I have no pictures to show of the walk up to the top of Little Doward. It’s a matter of a head-bowing trudge with the added burden of numerous false summits ie just when you think you’re approaching the top another summit emerges. The thought occurs that had I been part of a bronze age attack force I’d have given up before reaching the hill fort that crowns it. Another thought comes with it. If this is Little Doward you can forget its big brother.
There was one useful and unexpected spin-off arising from the head-bowing trudge. Halfway up, we hit the ‘elephant’s graveyard’ of sweet chestnuts. There were hundreds and hundreds of them, shells opened just waiting to be picked. Two things stopped us. We’d stumbled upon them too late, most of them spoiled. The other thing was we had no bags to carry them, and would we want to carry them up the various hills. But next year. At the right time. We’ll be there, perhaps hiring some Sherpas.

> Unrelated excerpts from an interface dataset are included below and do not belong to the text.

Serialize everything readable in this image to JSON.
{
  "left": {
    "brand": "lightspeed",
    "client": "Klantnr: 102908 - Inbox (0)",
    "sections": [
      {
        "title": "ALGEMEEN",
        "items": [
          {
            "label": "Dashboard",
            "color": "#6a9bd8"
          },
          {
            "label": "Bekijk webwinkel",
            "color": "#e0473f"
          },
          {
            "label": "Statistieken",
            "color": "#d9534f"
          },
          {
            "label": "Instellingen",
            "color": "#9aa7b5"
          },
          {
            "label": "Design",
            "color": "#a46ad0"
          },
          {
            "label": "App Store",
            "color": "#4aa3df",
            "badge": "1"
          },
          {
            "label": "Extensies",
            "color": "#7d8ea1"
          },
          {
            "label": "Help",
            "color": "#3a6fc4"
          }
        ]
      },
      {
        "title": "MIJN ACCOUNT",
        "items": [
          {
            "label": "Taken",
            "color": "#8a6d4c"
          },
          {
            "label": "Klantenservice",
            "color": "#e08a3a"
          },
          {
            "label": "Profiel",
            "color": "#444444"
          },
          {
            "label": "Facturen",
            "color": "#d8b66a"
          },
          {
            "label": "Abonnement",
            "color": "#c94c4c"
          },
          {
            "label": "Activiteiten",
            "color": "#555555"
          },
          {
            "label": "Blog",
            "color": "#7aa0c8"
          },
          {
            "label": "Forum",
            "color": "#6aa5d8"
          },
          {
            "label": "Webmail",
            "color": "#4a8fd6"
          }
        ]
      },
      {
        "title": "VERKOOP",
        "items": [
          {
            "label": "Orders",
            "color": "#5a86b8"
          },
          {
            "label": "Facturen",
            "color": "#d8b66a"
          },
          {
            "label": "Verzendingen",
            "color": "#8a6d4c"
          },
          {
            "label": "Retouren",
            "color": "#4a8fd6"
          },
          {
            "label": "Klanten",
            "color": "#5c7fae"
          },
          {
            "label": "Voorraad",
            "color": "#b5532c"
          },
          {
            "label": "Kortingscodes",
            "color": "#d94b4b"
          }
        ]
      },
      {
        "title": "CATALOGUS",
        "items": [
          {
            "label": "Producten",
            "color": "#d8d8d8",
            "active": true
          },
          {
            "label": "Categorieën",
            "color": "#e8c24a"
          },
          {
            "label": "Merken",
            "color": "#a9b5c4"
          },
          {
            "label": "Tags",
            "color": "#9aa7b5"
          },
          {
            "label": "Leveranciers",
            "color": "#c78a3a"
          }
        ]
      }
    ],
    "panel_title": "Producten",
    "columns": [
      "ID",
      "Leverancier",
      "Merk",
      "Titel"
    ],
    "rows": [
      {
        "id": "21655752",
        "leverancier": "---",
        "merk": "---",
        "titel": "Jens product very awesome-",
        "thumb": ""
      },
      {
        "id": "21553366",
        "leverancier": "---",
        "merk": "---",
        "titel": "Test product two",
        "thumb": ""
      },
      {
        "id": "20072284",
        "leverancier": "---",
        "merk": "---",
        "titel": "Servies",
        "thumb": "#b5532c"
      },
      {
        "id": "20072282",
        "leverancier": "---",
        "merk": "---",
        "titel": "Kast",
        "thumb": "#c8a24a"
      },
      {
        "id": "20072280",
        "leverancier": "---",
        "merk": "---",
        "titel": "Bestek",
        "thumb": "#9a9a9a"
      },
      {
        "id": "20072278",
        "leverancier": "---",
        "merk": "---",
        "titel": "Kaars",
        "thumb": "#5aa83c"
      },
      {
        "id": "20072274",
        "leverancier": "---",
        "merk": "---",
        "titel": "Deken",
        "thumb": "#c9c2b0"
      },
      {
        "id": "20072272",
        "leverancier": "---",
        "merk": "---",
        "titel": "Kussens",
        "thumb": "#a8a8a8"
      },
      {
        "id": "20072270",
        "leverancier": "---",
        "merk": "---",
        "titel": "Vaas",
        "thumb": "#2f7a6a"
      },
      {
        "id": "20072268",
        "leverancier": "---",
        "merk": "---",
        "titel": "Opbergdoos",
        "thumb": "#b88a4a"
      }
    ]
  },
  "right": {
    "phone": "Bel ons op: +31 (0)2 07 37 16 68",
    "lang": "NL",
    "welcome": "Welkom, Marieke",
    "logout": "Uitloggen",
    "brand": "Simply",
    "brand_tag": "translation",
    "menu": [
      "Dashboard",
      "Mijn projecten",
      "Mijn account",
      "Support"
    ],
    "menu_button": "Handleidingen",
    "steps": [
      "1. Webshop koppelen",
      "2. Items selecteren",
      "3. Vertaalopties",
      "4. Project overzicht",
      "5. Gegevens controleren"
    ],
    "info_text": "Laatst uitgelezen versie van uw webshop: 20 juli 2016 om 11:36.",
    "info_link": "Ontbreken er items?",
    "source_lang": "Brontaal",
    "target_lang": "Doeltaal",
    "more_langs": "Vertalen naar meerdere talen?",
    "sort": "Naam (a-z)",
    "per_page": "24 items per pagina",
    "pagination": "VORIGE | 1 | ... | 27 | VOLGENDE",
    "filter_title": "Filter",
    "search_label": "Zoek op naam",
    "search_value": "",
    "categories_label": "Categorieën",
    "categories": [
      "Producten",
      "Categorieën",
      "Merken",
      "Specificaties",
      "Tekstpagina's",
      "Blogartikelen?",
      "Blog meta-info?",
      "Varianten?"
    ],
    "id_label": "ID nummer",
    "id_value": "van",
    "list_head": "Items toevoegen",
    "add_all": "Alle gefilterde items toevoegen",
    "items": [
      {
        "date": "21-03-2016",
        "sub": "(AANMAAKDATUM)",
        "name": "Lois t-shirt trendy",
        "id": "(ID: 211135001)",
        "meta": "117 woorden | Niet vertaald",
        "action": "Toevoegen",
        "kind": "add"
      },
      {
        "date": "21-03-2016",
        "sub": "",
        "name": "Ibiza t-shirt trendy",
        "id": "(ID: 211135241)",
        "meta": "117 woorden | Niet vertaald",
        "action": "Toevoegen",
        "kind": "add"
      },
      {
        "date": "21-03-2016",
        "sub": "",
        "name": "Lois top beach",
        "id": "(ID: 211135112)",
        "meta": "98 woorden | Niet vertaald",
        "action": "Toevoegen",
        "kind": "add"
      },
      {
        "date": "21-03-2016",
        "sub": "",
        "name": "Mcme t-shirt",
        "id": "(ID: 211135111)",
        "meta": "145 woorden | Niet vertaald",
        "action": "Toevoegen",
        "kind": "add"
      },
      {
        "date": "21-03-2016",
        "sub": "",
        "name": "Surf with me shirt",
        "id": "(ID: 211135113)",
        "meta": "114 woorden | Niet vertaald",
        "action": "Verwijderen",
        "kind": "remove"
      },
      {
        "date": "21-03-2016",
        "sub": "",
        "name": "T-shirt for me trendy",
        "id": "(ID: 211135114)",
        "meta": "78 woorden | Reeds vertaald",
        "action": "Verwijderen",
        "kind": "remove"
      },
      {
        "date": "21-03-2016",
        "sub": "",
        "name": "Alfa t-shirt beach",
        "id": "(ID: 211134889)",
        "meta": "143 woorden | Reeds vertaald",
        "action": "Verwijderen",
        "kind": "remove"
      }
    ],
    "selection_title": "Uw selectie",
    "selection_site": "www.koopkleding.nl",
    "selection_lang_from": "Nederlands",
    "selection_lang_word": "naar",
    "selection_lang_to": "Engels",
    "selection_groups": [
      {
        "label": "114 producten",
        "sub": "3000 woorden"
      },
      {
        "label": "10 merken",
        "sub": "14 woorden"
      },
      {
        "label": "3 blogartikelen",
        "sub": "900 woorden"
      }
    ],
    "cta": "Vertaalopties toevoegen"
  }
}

Horse chestnuts not so nice. Note the difference in casings.
But at the top you step on to pure magic, an unspoilt terrain unchanged from the C18th and a sense of what that Bronze Age hill fort controlled.
The viewing spot.
Two to three thousand years ago this would have been surrounded by a stockade. The tree line indicates where.
The land that time forgot
Not lakes, but mist
Mist and silhouettes as we walk down hill
Trees in a fierce winter sun
Light on wood
Before entering the forest you pass through a gorge that resembles a gatehouse.
Mist and magic
Putting your best foot forward
Grasping on for dear life
And now we face another walk up a very steep hill. I feel like that beetle.